Yes, most board members should have knowledge of the sector in which the organization operates. That knowledge can be strengthened by board education and outreach activities.

If you have people with similar skills and are trying to determine which to recommend, look at their record, such as meeting their commitments, contributing constructively to significant board decisions, preparing well for board meetings, being good ambassadors for the organization, and bringing diversity to the organization through attracting new volunteers, donors, clients and supporters from their communities.

Also, ask the senior staff whom they trust to have good judgement, provide good advice and have the best interests of the community and organization at heart. It is great that all are willing to step aside if need be; that means they care more about their legacy than their egos! Those most willing to step aside may in fact be the best ones to keep.

However, remember that those who have been the strongest board members may be ready to move aside and let a younger generation carry the load; perhaps they would rather be mentors now. One-on-one interviews are needed to draw this out.

Jane Garthson is a Leadership and Integrity Consultant to Public Benefit Organizations, and a Senior Consulting Associate at EthicScan in Toronto, Canada.

The opinions expressed above are general in nature and are designed to help you to develop your judgement as a director. They are not a definitive legal ruling. Names and some circumstances have been changed to ensure anonymity. Contributors to this newsletter comment in the context of their own jurisdiction; readers should check their local laws and regulations as they may be very different.

What's new

Book reviews – Directors need to read. It is a great way to learn from other people's experience. This month I have reviewed Named and Shamed by Neryl East. It is the inside story of one of Australia's most sensational corruption scandals and has valuable lessons for anyone who works at a governance level.

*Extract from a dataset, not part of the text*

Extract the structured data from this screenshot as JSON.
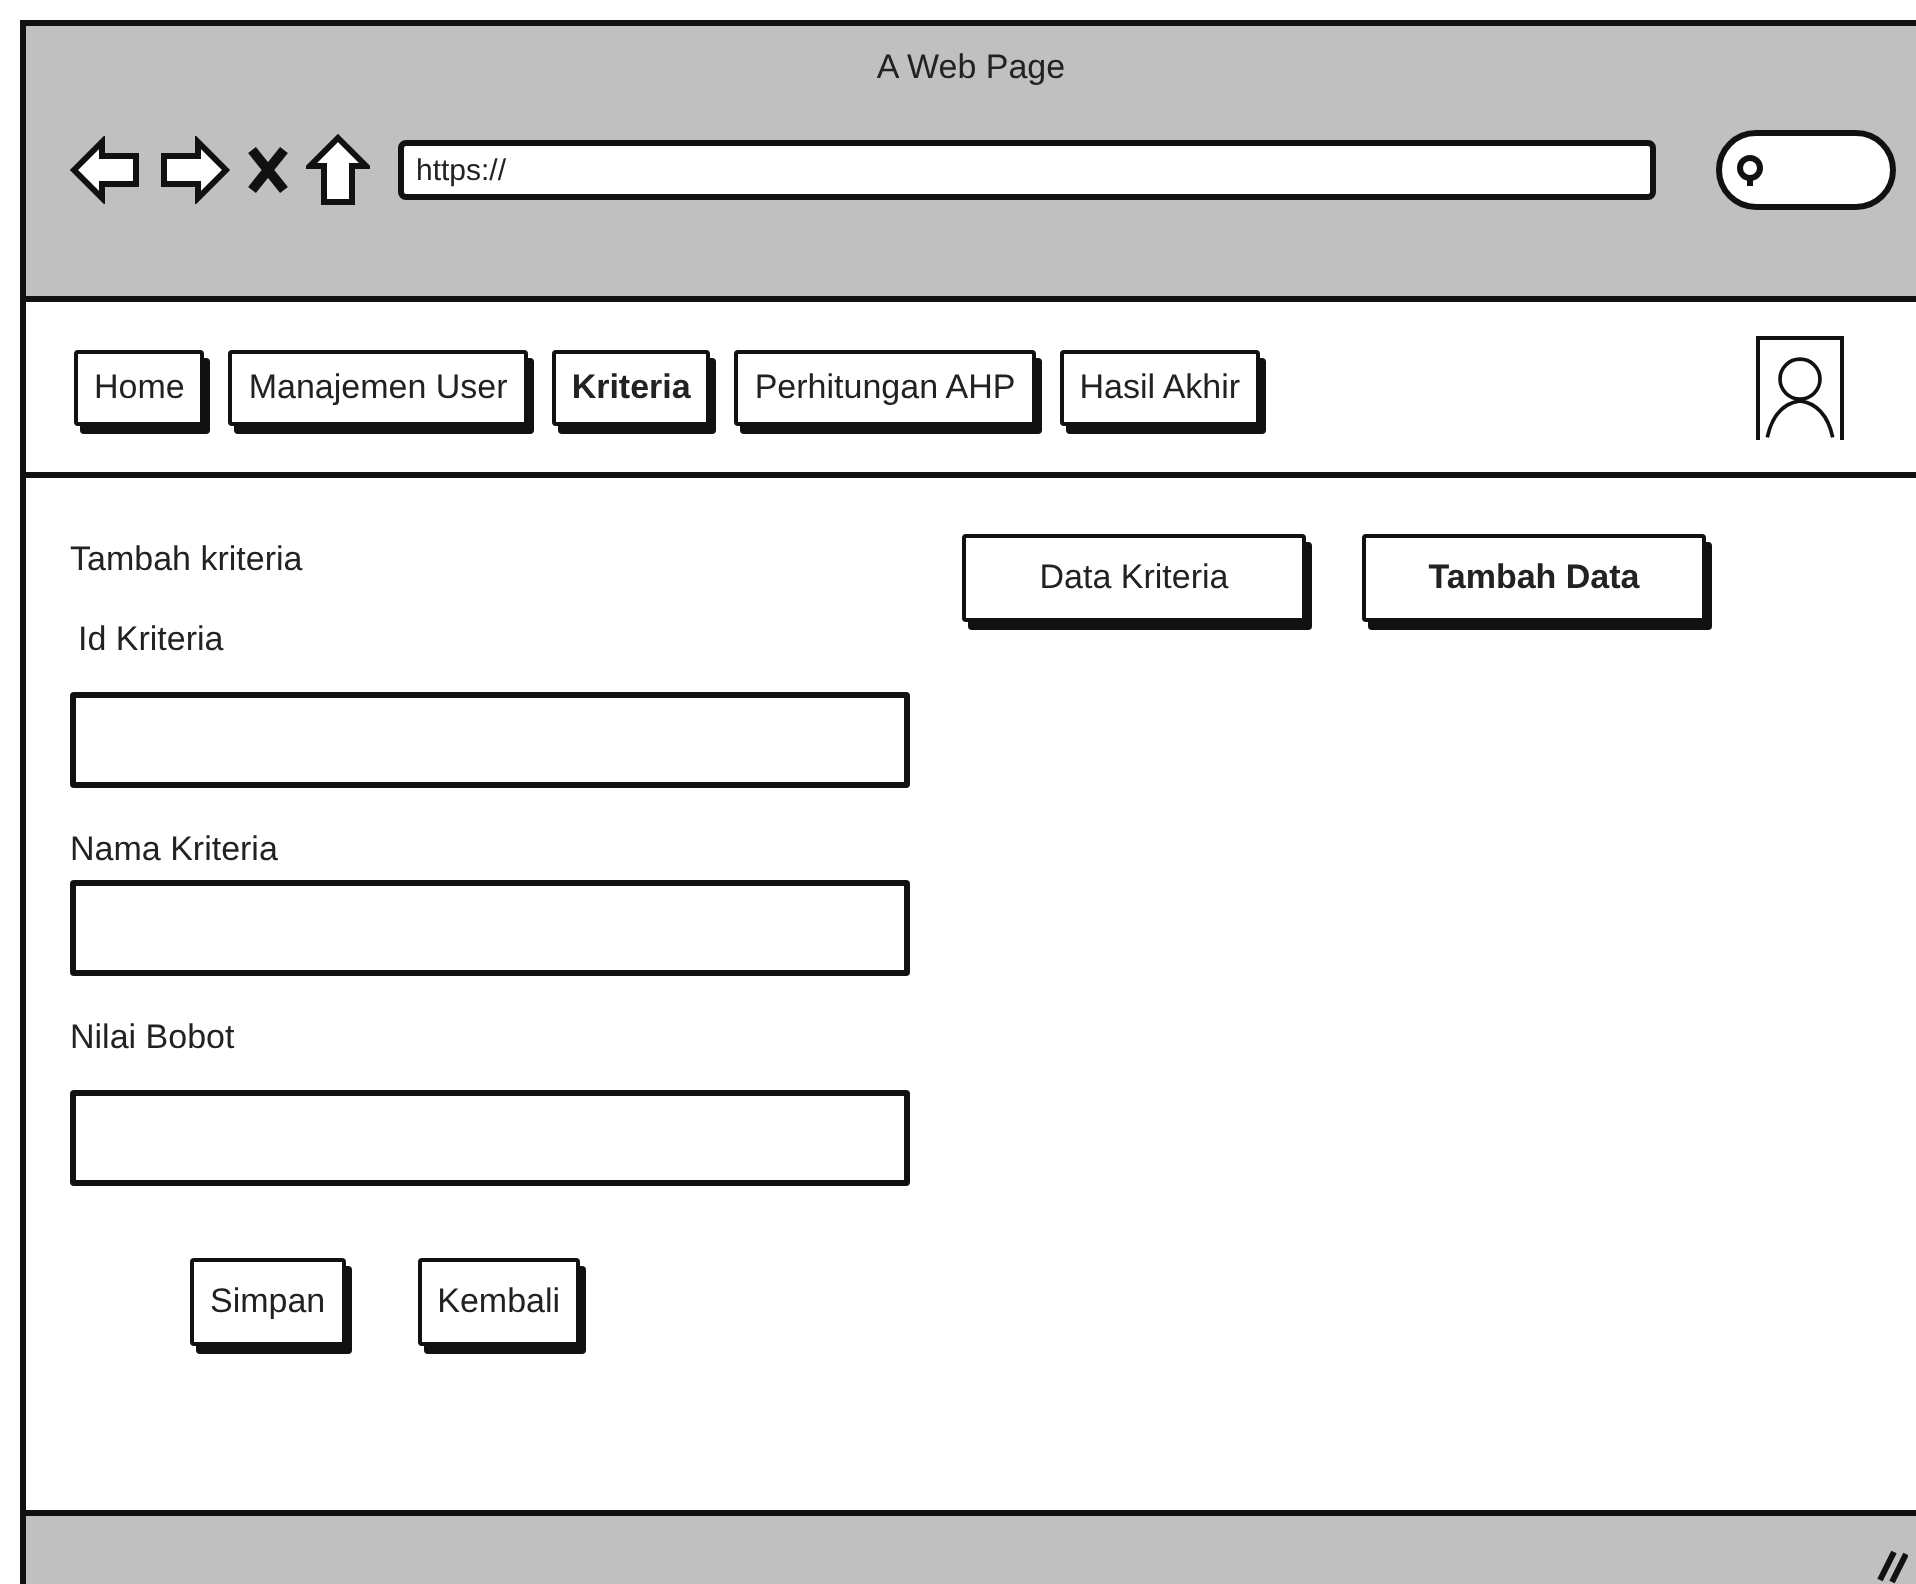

You will also find on my website a review by John Salisbury of Dilemmas, Dilemmas; Practical case studies for company directors which you may like to read. You can purchase a copy of the book at this site or at Amazon.com.

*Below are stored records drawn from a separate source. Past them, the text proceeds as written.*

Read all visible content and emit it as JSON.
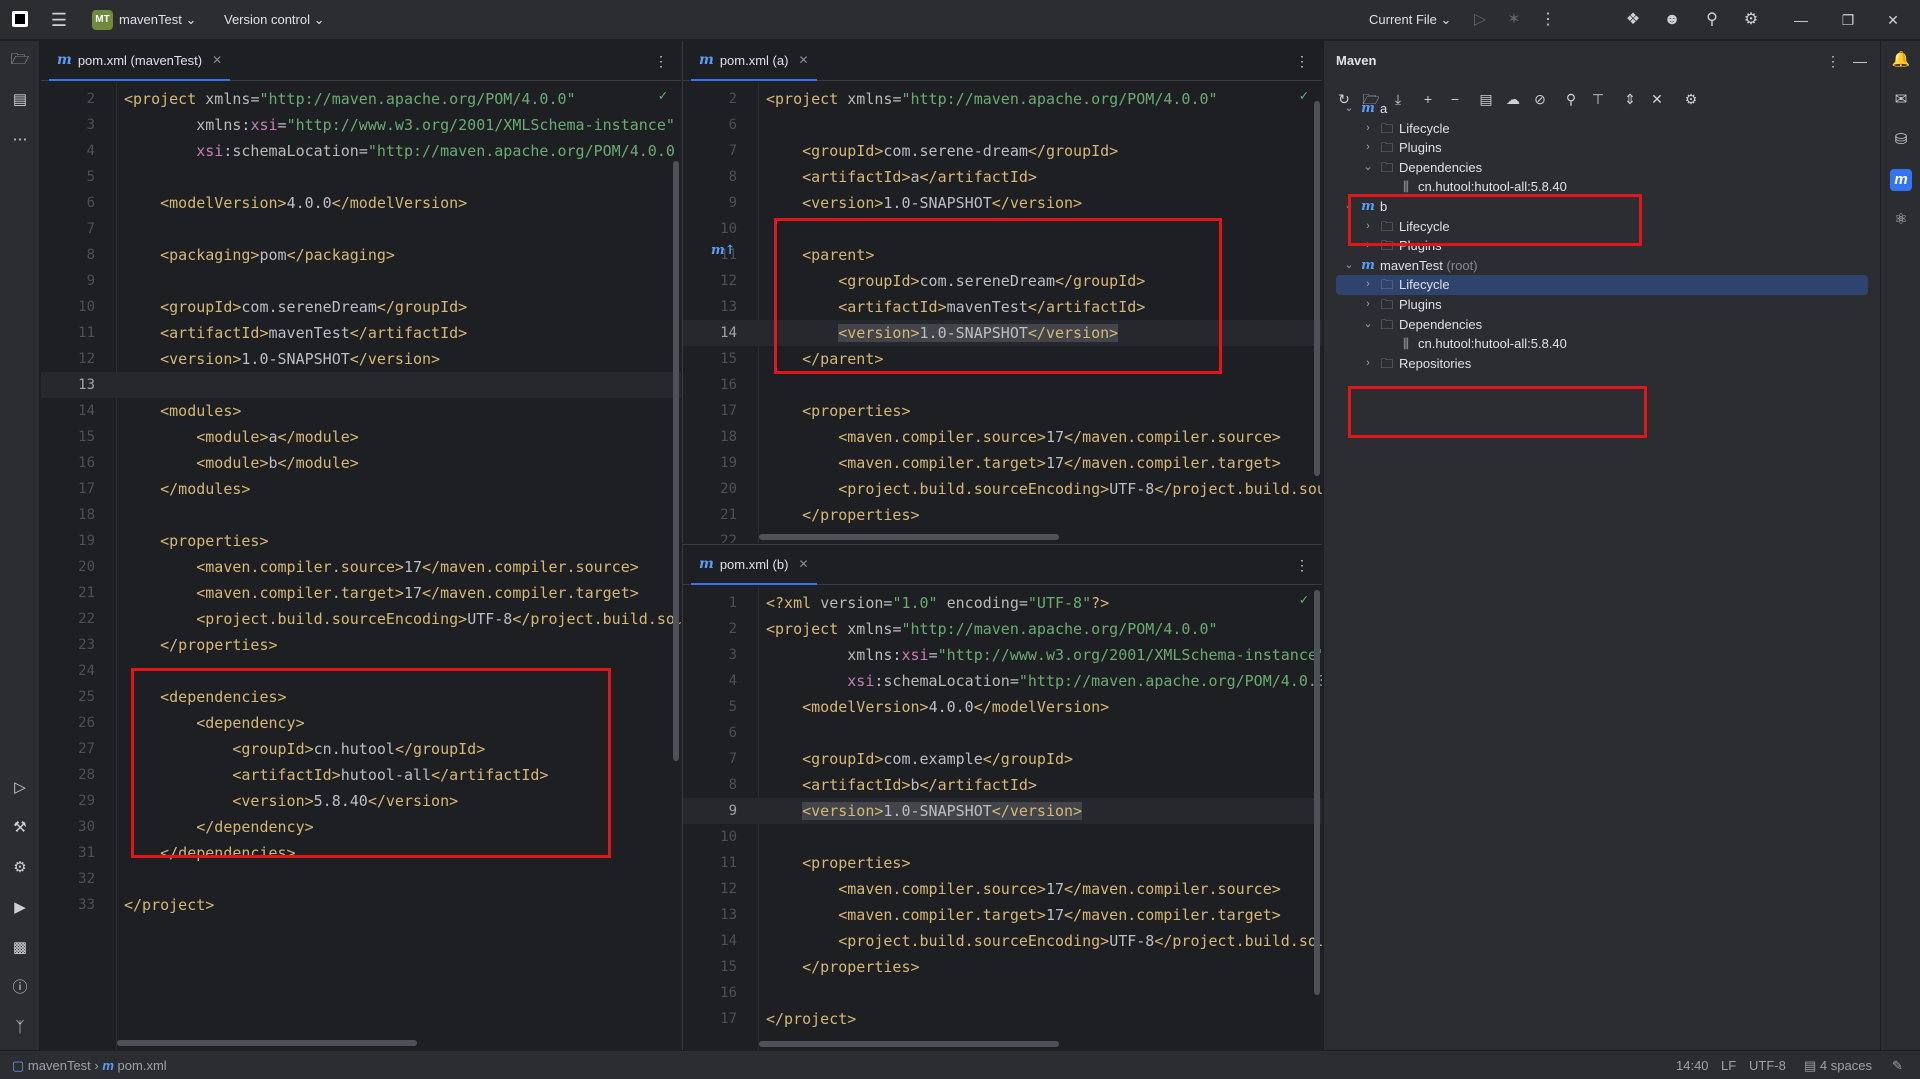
{
  "titlebar": {
    "project_badge": "MT",
    "project_name": "mavenTest",
    "version_control": "Version control",
    "run_config": "Current File"
  },
  "left_pane": {
    "tab_label": "pom.xml (mavenTest)",
    "lines": [
      {
        "n": "2",
        "html": "<span class='tag'>&lt;project</span> <span class='attr'>xmlns</span><span class='txt'>=</span><span class='str'>\"http://maven.apache.org/POM/4.0.0\"</span>"
      },
      {
        "n": "3",
        "html": "        <span class='attr'>xmlns</span><span class='txt'>:</span><span class='ns'>xsi</span><span class='txt'>=</span><span class='str'>\"http://www.w3.org/2001/XMLSchema-instance\"</span>"
      },
      {
        "n": "4",
        "html": "        <span class='ns'>xsi</span><span class='txt'>:</span><span class='attr'>schemaLocation</span><span class='txt'>=</span><span class='str'>\"http://maven.apache.org/POM/4.0.0</span>"
      },
      {
        "n": "5",
        "html": ""
      },
      {
        "n": "6",
        "html": "    <span class='tag'>&lt;modelVersion&gt;</span><span class='txt'>4.0.0</span><span class='tag'>&lt;/modelVersion&gt;</span>"
      },
      {
        "n": "7",
        "html": ""
      },
      {
        "n": "8",
        "html": "    <span class='tag'>&lt;packaging&gt;</span><span class='txt'>pom</span><span class='tag'>&lt;/packaging&gt;</span>"
      },
      {
        "n": "9",
        "html": ""
      },
      {
        "n": "10",
        "html": "    <span class='tag'>&lt;groupId&gt;</span><span class='txt'>com.sereneDream</span><span class='tag'>&lt;/groupId&gt;</span>"
      },
      {
        "n": "11",
        "html": "    <span class='tag'>&lt;artifactId&gt;</span><span class='txt'>mavenTest</span><span class='tag'>&lt;/artifactId&gt;</span>"
      },
      {
        "n": "12",
        "html": "    <span class='tag'>&lt;version&gt;</span><span class='txt'>1.0-SNAPSHOT</span><span class='tag'>&lt;/version&gt;</span>"
      },
      {
        "n": "13",
        "html": "",
        "current": true
      },
      {
        "n": "14",
        "html": "    <span class='tag'>&lt;modules&gt;</span>"
      },
      {
        "n": "15",
        "html": "        <span class='tag'>&lt;module&gt;</span><span class='txt'>a</span><span class='tag'>&lt;/module&gt;</span>"
      },
      {
        "n": "16",
        "html": "        <span class='tag'>&lt;module&gt;</span><span class='txt'>b</span><span class='tag'>&lt;/module&gt;</span>"
      },
      {
        "n": "17",
        "html": "    <span class='tag'>&lt;/modules&gt;</span>"
      },
      {
        "n": "18",
        "html": ""
      },
      {
        "n": "19",
        "html": "    <span class='tag'>&lt;properties&gt;</span>"
      },
      {
        "n": "20",
        "html": "        <span class='tag'>&lt;maven.compiler.source&gt;</span><span class='txt'>17</span><span class='tag'>&lt;/maven.compiler.source&gt;</span>"
      },
      {
        "n": "21",
        "html": "        <span class='tag'>&lt;maven.compiler.target&gt;</span><span class='txt'>17</span><span class='tag'>&lt;/maven.compiler.target&gt;</span>"
      },
      {
        "n": "22",
        "html": "        <span class='tag'>&lt;project.build.sourceEncoding&gt;</span><span class='txt'>UTF-8</span><span class='tag'>&lt;/project.build.sour</span>"
      },
      {
        "n": "23",
        "html": "    <span class='tag'>&lt;/properties&gt;</span>"
      },
      {
        "n": "24",
        "html": ""
      },
      {
        "n": "25",
        "html": "    <span class='tag'>&lt;dependencies&gt;</span>"
      },
      {
        "n": "26",
        "html": "        <span class='tag'>&lt;dependency&gt;</span>"
      },
      {
        "n": "27",
        "html": "            <span class='tag'>&lt;groupId&gt;</span><span class='txt'>cn.hutool</span><span class='tag'>&lt;/groupId&gt;</span>"
      },
      {
        "n": "28",
        "html": "            <span class='tag'>&lt;artifactId&gt;</span><span class='txt'>hutool-all</span><span class='tag'>&lt;/artifactId&gt;</span>"
      },
      {
        "n": "29",
        "html": "            <span class='tag'>&lt;version&gt;</span><span class='txt'>5.8.40</span><span class='tag'>&lt;/version&gt;</span>"
      },
      {
        "n": "30",
        "html": "        <span class='tag'>&lt;/dependency&gt;</span>"
      },
      {
        "n": "31",
        "html": "    <span class='tag'>&lt;/dependencies&gt;</span>"
      },
      {
        "n": "32",
        "html": ""
      },
      {
        "n": "33",
        "html": "<span class='tag'>&lt;/project&gt;</span>"
      }
    ]
  },
  "top_right_pane": {
    "tab_label": "pom.xml (a)",
    "lines": [
      {
        "n": "2",
        "html": "<span class='tag'>&lt;project</span> <span class='attr'>xmlns</span><span class='txt'>=</span><span class='str'>\"http://maven.apache.org/POM/4.0.0\"</span>"
      },
      {
        "n": "6",
        "html": ""
      },
      {
        "n": "7",
        "html": "    <span class='tag'>&lt;groupId&gt;</span><span class='txt'>com.serene-dream</span><span class='tag'>&lt;/groupId&gt;</span>"
      },
      {
        "n": "8",
        "html": "    <span class='tag'>&lt;artifactId&gt;</span><span class='txt'>a</span><span class='tag'>&lt;/artifactId&gt;</span>"
      },
      {
        "n": "9",
        "html": "    <span class='tag'>&lt;version&gt;</span><span class='txt'>1.0-SNAPSHOT</span><span class='tag'>&lt;/version&gt;</span>"
      },
      {
        "n": "10",
        "html": ""
      },
      {
        "n": "11",
        "html": "    <span class='tag'>&lt;parent&gt;</span>"
      },
      {
        "n": "12",
        "html": "        <span class='tag'>&lt;groupId&gt;</span><span class='txt'>com.sereneDream</span><span class='tag'>&lt;/groupId&gt;</span>"
      },
      {
        "n": "13",
        "html": "        <span class='tag'>&lt;artifactId&gt;</span><span class='txt'>mavenTest</span><span class='tag'>&lt;/artifactId&gt;</span>"
      },
      {
        "n": "14",
        "html": "        <span class='tag hl'>&lt;version&gt;</span><span class='txt hl'>1.0-SNAPSHOT</span><span class='tag hl'>&lt;/version&gt;</span>",
        "current": true
      },
      {
        "n": "15",
        "html": "    <span class='tag'>&lt;/parent&gt;</span>"
      },
      {
        "n": "16",
        "html": ""
      },
      {
        "n": "17",
        "html": "    <span class='tag'>&lt;properties&gt;</span>"
      },
      {
        "n": "18",
        "html": "        <span class='tag'>&lt;maven.compiler.source&gt;</span><span class='txt'>17</span><span class='tag'>&lt;/maven.compiler.source&gt;</span>"
      },
      {
        "n": "19",
        "html": "        <span class='tag'>&lt;maven.compiler.target&gt;</span><span class='txt'>17</span><span class='tag'>&lt;/maven.compiler.target&gt;</span>"
      },
      {
        "n": "20",
        "html": "        <span class='tag'>&lt;project.build.sourceEncoding&gt;</span><span class='txt'>UTF-8</span><span class='tag'>&lt;/project.build.sour</span>"
      },
      {
        "n": "21",
        "html": "    <span class='tag'>&lt;/properties&gt;</span>"
      },
      {
        "n": "22",
        "html": ""
      }
    ]
  },
  "bottom_right_pane": {
    "tab_label": "pom.xml (b)",
    "lines": [
      {
        "n": "1",
        "html": "<span class='tag'>&lt;?xml</span> <span class='attr'>version</span><span class='txt'>=</span><span class='str'>\"1.0\"</span> <span class='attr'>encoding</span><span class='txt'>=</span><span class='str'>\"UTF-8\"</span><span class='tag'>?&gt;</span>"
      },
      {
        "n": "2",
        "html": "<span class='tag'>&lt;project</span> <span class='attr'>xmlns</span><span class='txt'>=</span><span class='str'>\"http://maven.apache.org/POM/4.0.0\"</span>"
      },
      {
        "n": "3",
        "html": "         <span class='attr'>xmlns</span><span class='txt'>:</span><span class='ns'>xsi</span><span class='txt'>=</span><span class='str'>\"http://www.w3.org/2001/XMLSchema-instance\"</span>"
      },
      {
        "n": "4",
        "html": "         <span class='ns'>xsi</span><span class='txt'>:</span><span class='attr'>schemaLocation</span><span class='txt'>=</span><span class='str'>\"http://maven.apache.org/POM/4.0.0</span>"
      },
      {
        "n": "5",
        "html": "    <span class='tag'>&lt;modelVersion&gt;</span><span class='txt'>4.0.0</span><span class='tag'>&lt;/modelVersion&gt;</span>"
      },
      {
        "n": "6",
        "html": ""
      },
      {
        "n": "7",
        "html": "    <span class='tag'>&lt;groupId&gt;</span><span class='txt'>com.example</span><span class='tag'>&lt;/groupId&gt;</span>"
      },
      {
        "n": "8",
        "html": "    <span class='tag'>&lt;artifactId&gt;</span><span class='txt'>b</span><span class='tag'>&lt;/artifactId&gt;</span>"
      },
      {
        "n": "9",
        "html": "    <span class='tag hl'>&lt;version&gt;</span><span class='txt hl'>1.0-SNAPSHOT</span><span class='tag hl'>&lt;/version&gt;</span>",
        "current": true
      },
      {
        "n": "10",
        "html": ""
      },
      {
        "n": "11",
        "html": "    <span class='tag'>&lt;properties&gt;</span>"
      },
      {
        "n": "12",
        "html": "        <span class='tag'>&lt;maven.compiler.source&gt;</span><span class='txt'>17</span><span class='tag'>&lt;/maven.compiler.source&gt;</span>"
      },
      {
        "n": "13",
        "html": "        <span class='tag'>&lt;maven.compiler.target&gt;</span><span class='txt'>17</span><span class='tag'>&lt;/maven.compiler.target&gt;</span>"
      },
      {
        "n": "14",
        "html": "        <span class='tag'>&lt;project.build.sourceEncoding&gt;</span><span class='txt'>UTF-8</span><span class='tag'>&lt;/project.build.sour</span>"
      },
      {
        "n": "15",
        "html": "    <span class='tag'>&lt;/properties&gt;</span>"
      },
      {
        "n": "16",
        "html": ""
      },
      {
        "n": "17",
        "html": "<span class='tag'>&lt;/project&gt;</span>"
      }
    ]
  },
  "maven": {
    "title": "Maven",
    "tree": [
      {
        "depth": 0,
        "chev": "v",
        "icon": "m",
        "label": "a"
      },
      {
        "depth": 1,
        "chev": ">",
        "icon": "folder",
        "label": "Lifecycle"
      },
      {
        "depth": 1,
        "chev": ">",
        "icon": "folder",
        "label": "Plugins"
      },
      {
        "depth": 1,
        "chev": "v",
        "icon": "folder",
        "label": "Dependencies"
      },
      {
        "depth": 2,
        "chev": "",
        "icon": "lib",
        "label": "cn.hutool:hutool-all:5.8.40"
      },
      {
        "depth": 0,
        "chev": "v",
        "icon": "m",
        "label": "b"
      },
      {
        "depth": 1,
        "chev": ">",
        "icon": "folder",
        "label": "Lifecycle"
      },
      {
        "depth": 1,
        "chev": ">",
        "icon": "folder",
        "label": "Plugins"
      },
      {
        "depth": 0,
        "chev": "v",
        "icon": "m",
        "label": "mavenTest",
        "sub": "(root)"
      },
      {
        "depth": 1,
        "chev": ">",
        "icon": "folder",
        "label": "Lifecycle",
        "selected": true
      },
      {
        "depth": 1,
        "chev": ">",
        "icon": "folder",
        "label": "Plugins"
      },
      {
        "depth": 1,
        "chev": "v",
        "icon": "folder",
        "label": "Dependencies"
      },
      {
        "depth": 2,
        "chev": "",
        "icon": "lib",
        "label": "cn.hutool:hutool-all:5.8.40"
      },
      {
        "depth": 1,
        "chev": ">",
        "icon": "folder",
        "label": "Repositories"
      }
    ]
  },
  "statusbar": {
    "project": "mavenTest",
    "file": "pom.xml",
    "position": "14:40",
    "line_sep": "LF",
    "encoding": "UTF-8",
    "indent": "4 spaces"
  },
  "colors": {
    "accent": "#3574f0",
    "highlight_box": "#e0161b",
    "xml_tag": "#d5b778",
    "xml_string": "#6aab73"
  }
}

Where's Julie? – A few readers manage to catch up with me on my travels and it is such a pleasure to meet them that I now share my travel plans each month.




1 July


AICD Graduation ceremony

12 -16 July


Private client workshops

21 July


Women on Boards (WOB) networking function

23 July


Private client workshop

29 July


Private client workshop

2 August


Private client workshop

3 - 4 August


Private client workshop

10 August


AICD Company Directors Course

11 August


Sphinx - Ascend Women's Leadership Conference presentation on 'How to develop a board career'

13 August


Sphinx - Ascend Women's Leadership Conference presentation on 'How to develop a board career'

17 August


Sphinx - Ascend Women's Leadership Conference presentation on 'How to develop a board career'

19 August


City Business SWAP 'Would you, Could you, Should you join a board?' seminar

20 August


Sphinx - Ascend Women's Leadership Conference presentation on 'How to develop a board career'

24 August


Private client workshop

25 August


AICD Company Directors Course

26 August


AICD How to Build a Board career seminar

Please call or email me if you would like to schedule a meeting or find out more about attending one of these events.

This newsletter – If you have any ideas for improving the newsletter please let me know. If you are reading a forwarded copy please visit my website and sign up for your own subscription. It is (still) free. As an existing subscriber you will continue to receive a free subscription when a charge is introduced this year.

Suggestions for dilemmas – Thank you to all the readers who have suggested dilemmas. I will answer them all eventually.

Farewell until next issue (due 1 August 2010). Enjoy governing your corporations; we are privileged to do what we do!

Best wishes

www.mclellan.com.au | PO Box 97 Killara NSW 2071
email julie@mclellan.com.au | phone +61 2 9499 8700 | mobile +61 411 262 470 | fax +61 2 9499 8711